**ABOUT THIS EXERCISE**: A complete response lists each line of the data below that includes the word "TurboSmooth".

**GIVEN RECORDS**:
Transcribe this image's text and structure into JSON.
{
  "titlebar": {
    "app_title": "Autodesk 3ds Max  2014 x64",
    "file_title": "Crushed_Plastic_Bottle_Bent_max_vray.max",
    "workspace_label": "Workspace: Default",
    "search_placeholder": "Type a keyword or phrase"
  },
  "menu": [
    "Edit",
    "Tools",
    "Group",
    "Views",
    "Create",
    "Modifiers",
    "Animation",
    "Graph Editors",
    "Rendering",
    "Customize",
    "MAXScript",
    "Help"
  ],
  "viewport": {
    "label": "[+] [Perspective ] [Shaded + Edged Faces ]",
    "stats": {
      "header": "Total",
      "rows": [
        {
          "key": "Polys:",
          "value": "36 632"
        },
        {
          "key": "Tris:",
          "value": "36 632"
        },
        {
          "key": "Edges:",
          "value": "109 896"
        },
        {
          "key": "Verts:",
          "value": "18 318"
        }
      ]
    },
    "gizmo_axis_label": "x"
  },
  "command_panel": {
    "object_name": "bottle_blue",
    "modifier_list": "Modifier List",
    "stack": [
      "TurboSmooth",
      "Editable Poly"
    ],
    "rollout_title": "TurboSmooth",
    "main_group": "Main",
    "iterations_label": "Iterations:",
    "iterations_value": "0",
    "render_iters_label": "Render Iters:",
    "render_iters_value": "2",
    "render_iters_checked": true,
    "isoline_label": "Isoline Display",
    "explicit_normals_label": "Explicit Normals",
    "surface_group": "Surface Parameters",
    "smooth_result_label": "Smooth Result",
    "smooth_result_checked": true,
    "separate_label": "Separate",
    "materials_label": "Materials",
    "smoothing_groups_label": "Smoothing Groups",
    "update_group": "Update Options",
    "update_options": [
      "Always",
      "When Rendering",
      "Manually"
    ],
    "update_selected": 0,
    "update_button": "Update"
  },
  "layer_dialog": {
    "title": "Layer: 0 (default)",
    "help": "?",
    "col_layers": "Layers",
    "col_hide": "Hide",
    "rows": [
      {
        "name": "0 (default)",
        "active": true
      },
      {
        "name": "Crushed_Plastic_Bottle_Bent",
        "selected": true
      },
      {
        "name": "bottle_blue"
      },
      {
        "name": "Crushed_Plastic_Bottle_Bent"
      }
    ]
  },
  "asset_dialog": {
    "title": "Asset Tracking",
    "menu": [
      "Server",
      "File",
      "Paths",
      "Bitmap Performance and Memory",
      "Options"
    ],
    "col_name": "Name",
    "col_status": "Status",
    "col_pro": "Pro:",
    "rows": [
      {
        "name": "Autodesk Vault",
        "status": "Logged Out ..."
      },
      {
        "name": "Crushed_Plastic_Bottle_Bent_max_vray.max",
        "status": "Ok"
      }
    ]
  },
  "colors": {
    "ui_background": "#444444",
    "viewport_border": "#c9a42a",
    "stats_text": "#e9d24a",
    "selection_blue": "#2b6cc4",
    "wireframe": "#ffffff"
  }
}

**EXERCISE ANSWER**:
      "TurboSmooth",
    "rollout_title": "TurboSmooth",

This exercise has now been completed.